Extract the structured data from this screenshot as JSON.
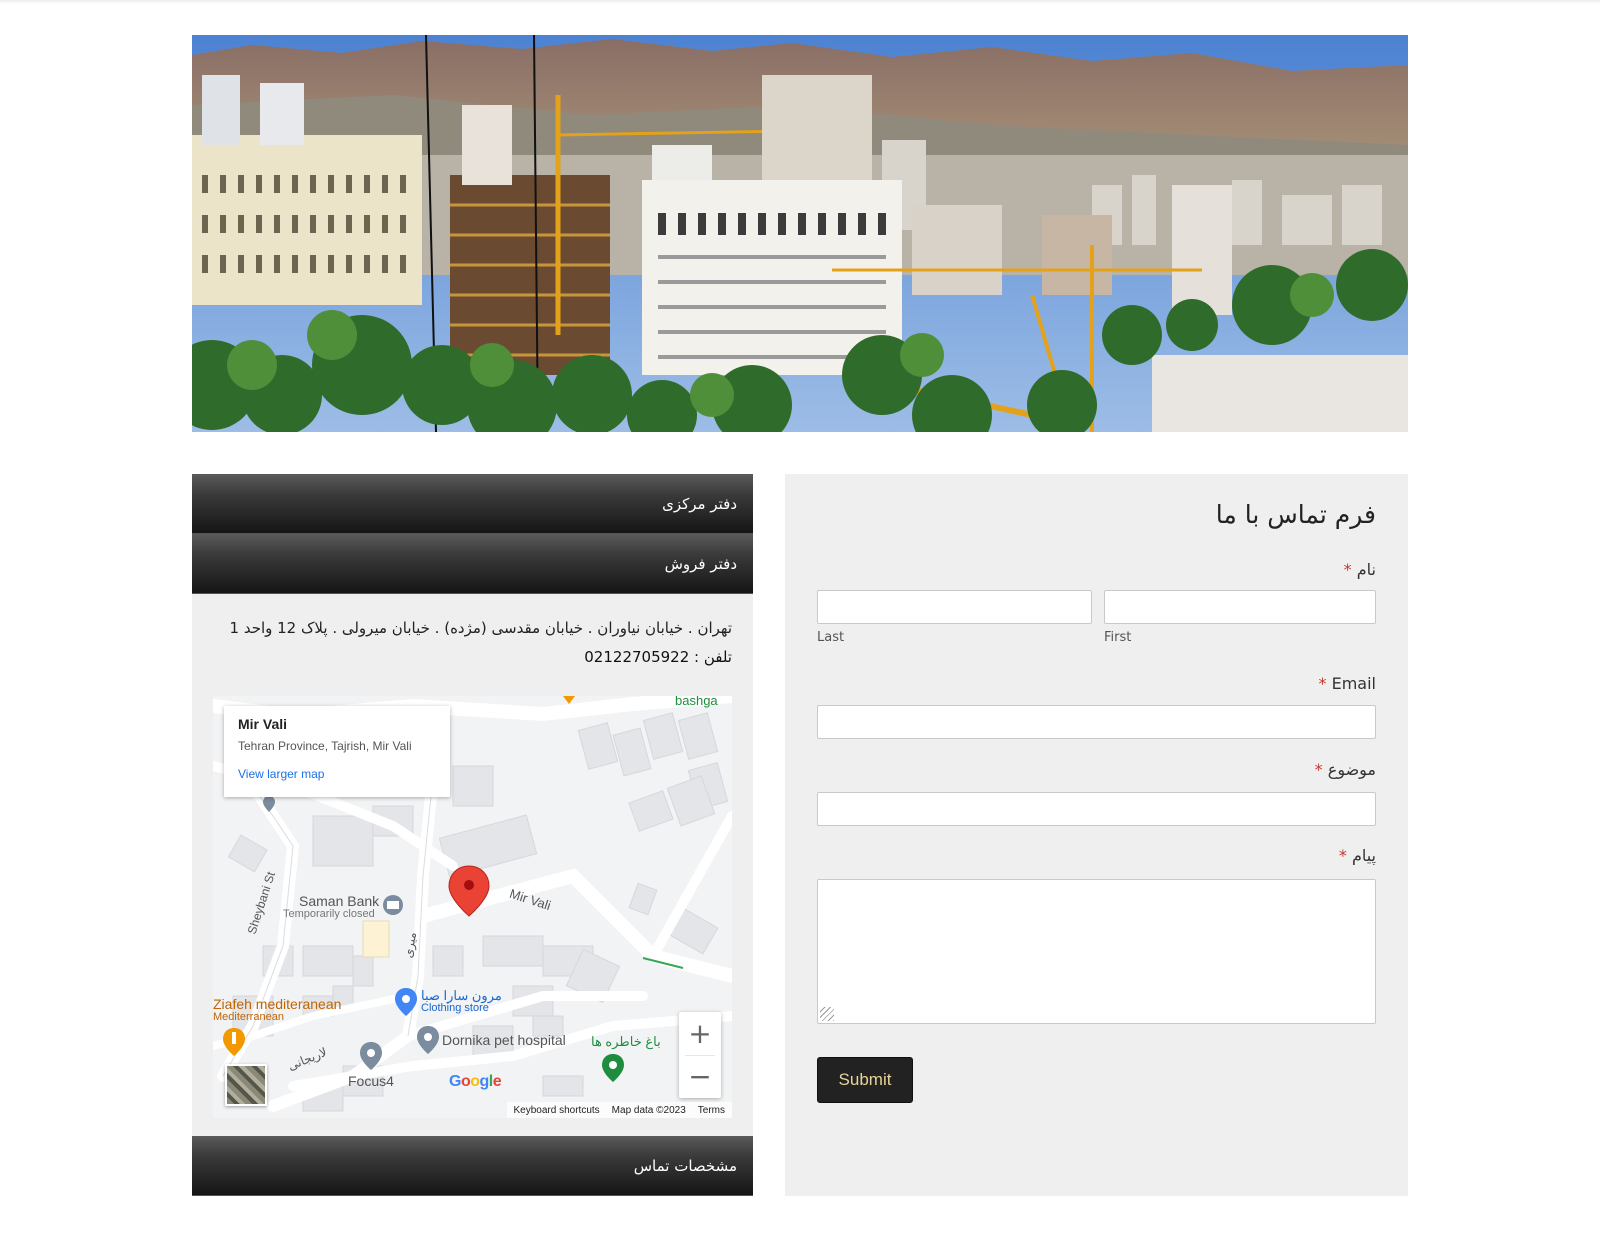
{
  "offices": {
    "head_office_label": "دفتر مرکزی",
    "sales_office_label": "دفتر فروش",
    "address": "تهران . خیابان نیاوران . خیابان مقدسی (مژده) . خیابان میرولی . پلاک 12 واحد 1",
    "phone": "تلفن : 02122705922",
    "contact_details_label": "مشخصات تماس"
  },
  "map": {
    "place_name": "Mir Vali",
    "place_address": "Tehran Province, Tajrish, Mir Vali",
    "larger_map_link": "View larger map",
    "street_label": "Mir Vali",
    "sheybani_label": "Sheybani St",
    "saman_bank": "Saman Bank",
    "saman_status": "Temporarily closed",
    "ziafeh": "Ziafeh mediteranean",
    "ziafeh_sub": "Mediterranean",
    "clothing_store": "مرون سارا صبا",
    "clothing_store_sub": "Clothing store",
    "dornika": "Dornika pet hospital",
    "garden": "باغ خاطره ها",
    "focus4": "Focus4",
    "larijani": "لاریجانی",
    "miri": "میری",
    "bashga": "bashga",
    "footer_shortcuts": "Keyboard shortcuts",
    "footer_data": "Map data ©2023",
    "footer_terms": "Terms",
    "zoom_in": "+",
    "zoom_out": "−",
    "google": [
      "G",
      "o",
      "o",
      "g",
      "l",
      "e"
    ],
    "colors": {
      "pin": "#ea4335",
      "link": "#1a73e8",
      "poi_green": "#1e8e3e",
      "poi_orange": "#e37400",
      "poi_blue": "#4285f4"
    }
  },
  "form": {
    "title": "فرم تماس با ما",
    "required_mark": "*",
    "name_label": "نام",
    "first_sub": "First",
    "last_sub": "Last",
    "email_label": "Email",
    "subject_label": "موضوع",
    "message_label": "پیام",
    "submit": "Submit"
  }
}
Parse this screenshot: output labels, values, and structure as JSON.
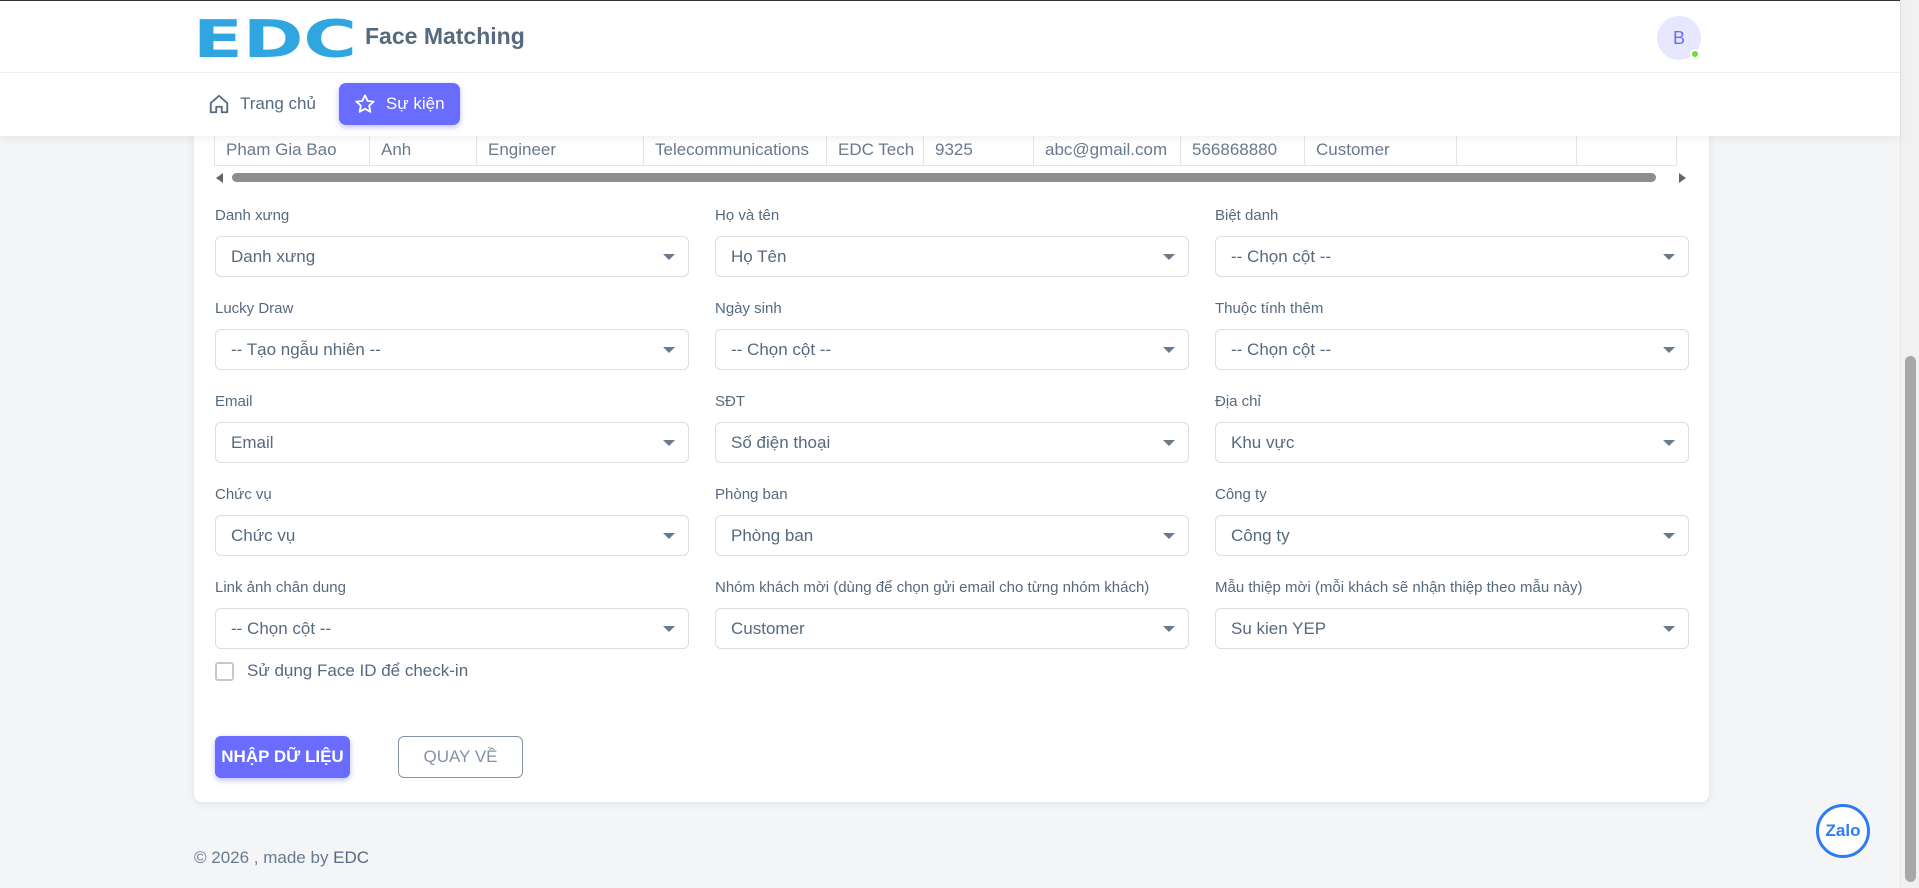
{
  "header": {
    "logo_text": "EDC",
    "app_name": "Face Matching",
    "avatar_initial": "B"
  },
  "nav": {
    "items": [
      {
        "label": "Trang chủ",
        "icon": "home-icon"
      },
      {
        "label": "Sự kiện",
        "icon": "star-icon",
        "active": true
      }
    ]
  },
  "preview_table": {
    "cells": [
      "Pham Gia Bao",
      "Anh",
      "Engineer",
      "Telecommunications",
      "EDC Tech",
      "9325",
      "abc@gmail.com",
      "566868880",
      "Customer",
      "",
      ""
    ]
  },
  "form": {
    "fields": [
      {
        "label": "Danh xưng",
        "value": "Danh xưng"
      },
      {
        "label": "Họ và tên",
        "value": "Họ Tên"
      },
      {
        "label": "Biệt danh",
        "value": "-- Chọn cột --"
      },
      {
        "label": "Lucky Draw",
        "value": "-- Tạo ngẫu nhiên --"
      },
      {
        "label": "Ngày sinh",
        "value": "-- Chọn cột --"
      },
      {
        "label": "Thuộc tính thêm",
        "value": "-- Chọn cột --"
      },
      {
        "label": "Email",
        "value": "Email"
      },
      {
        "label": "SĐT",
        "value": "Số điện thoại"
      },
      {
        "label": "Địa chỉ",
        "value": "Khu vực"
      },
      {
        "label": "Chức vụ",
        "value": "Chức vụ"
      },
      {
        "label": "Phòng ban",
        "value": "Phòng ban"
      },
      {
        "label": "Công ty",
        "value": "Công ty"
      },
      {
        "label": "Link ảnh chân dung",
        "value": "-- Chọn cột --"
      },
      {
        "label": "Nhóm khách mời (dùng để chọn gửi email cho từng nhóm khách)",
        "value": "Customer"
      },
      {
        "label": "Mẫu thiệp mời (mỗi khách sẽ nhận thiệp theo mẫu này)",
        "value": "Su kien YEP"
      }
    ],
    "faceid_label": "Sử dụng Face ID để check-in",
    "faceid_checked": false,
    "import_button": "NHẬP DỮ LIỆU",
    "back_button": "QUAY VỀ"
  },
  "footer": {
    "prefix": "© 2026 , made by ",
    "brand": "EDC"
  },
  "widgets": {
    "zalo_label": "Zalo"
  },
  "colors": {
    "primary": "#696cff",
    "logo_blue": "#2fa6e0",
    "online": "#71dd37",
    "zalo": "#2e7bf6"
  }
}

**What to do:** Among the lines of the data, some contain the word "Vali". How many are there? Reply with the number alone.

**Output of the exercise:** 3